:: WORK REQUIRED ::
Within these entries, how many lines contain the word "listing"? Answer with the number alone.

————

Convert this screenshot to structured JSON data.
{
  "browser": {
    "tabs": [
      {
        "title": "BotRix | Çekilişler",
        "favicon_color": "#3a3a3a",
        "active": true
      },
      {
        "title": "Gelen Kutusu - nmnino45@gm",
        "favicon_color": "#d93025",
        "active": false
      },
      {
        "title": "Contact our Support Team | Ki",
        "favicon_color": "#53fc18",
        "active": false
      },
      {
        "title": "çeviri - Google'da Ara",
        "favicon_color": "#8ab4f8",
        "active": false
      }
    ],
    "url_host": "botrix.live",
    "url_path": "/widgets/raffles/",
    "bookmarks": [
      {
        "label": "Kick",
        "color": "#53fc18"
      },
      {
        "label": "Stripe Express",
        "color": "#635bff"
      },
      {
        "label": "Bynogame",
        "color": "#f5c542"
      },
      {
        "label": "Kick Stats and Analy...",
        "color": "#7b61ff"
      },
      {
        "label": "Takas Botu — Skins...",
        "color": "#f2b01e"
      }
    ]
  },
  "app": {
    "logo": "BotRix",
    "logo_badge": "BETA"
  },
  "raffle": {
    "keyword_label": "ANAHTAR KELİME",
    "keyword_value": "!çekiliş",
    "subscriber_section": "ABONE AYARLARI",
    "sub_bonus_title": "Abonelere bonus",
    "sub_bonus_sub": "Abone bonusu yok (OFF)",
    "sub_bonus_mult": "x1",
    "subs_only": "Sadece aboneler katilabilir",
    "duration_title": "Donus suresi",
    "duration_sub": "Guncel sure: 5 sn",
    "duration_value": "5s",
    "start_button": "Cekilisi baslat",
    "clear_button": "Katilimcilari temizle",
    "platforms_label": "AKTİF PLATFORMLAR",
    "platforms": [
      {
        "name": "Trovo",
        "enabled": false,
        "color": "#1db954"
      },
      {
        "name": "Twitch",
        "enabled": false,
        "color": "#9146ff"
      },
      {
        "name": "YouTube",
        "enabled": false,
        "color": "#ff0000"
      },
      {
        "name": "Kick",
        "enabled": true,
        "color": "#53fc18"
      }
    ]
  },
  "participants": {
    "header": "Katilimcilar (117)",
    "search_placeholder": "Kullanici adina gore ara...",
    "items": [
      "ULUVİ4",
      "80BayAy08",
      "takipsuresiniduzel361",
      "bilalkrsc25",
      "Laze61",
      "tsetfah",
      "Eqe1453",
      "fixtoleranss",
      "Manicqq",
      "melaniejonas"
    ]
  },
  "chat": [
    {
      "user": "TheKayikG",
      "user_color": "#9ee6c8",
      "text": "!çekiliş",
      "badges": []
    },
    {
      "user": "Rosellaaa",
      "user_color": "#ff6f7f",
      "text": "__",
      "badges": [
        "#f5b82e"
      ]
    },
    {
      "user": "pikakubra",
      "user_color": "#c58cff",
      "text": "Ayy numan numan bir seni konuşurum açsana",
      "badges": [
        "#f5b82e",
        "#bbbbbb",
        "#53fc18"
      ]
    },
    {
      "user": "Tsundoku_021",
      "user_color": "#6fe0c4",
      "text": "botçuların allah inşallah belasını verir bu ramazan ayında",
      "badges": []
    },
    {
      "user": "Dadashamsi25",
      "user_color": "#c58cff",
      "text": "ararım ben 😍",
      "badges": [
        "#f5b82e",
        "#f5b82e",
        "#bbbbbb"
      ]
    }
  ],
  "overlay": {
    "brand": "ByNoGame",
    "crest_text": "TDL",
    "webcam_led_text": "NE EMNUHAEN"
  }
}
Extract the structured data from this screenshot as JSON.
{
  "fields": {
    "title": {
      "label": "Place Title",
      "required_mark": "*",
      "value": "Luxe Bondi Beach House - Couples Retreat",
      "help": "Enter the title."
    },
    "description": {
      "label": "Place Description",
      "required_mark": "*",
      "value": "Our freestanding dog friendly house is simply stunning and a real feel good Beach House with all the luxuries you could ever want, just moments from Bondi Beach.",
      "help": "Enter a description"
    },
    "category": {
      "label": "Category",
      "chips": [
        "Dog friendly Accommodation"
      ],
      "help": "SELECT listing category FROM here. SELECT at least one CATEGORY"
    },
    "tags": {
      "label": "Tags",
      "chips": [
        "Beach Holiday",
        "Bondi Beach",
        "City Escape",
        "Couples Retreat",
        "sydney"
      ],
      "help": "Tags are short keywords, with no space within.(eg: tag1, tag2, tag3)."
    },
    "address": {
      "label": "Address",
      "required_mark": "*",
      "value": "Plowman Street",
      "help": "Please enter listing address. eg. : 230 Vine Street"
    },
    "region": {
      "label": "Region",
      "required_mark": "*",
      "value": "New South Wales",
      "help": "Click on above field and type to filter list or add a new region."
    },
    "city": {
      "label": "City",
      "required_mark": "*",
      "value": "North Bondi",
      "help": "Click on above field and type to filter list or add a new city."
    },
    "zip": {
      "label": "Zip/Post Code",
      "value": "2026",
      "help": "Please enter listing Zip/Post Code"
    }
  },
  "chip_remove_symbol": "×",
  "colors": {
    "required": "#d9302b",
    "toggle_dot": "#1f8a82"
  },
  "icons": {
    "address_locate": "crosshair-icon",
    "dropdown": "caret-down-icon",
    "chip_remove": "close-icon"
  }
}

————

:: ANSWER ::
3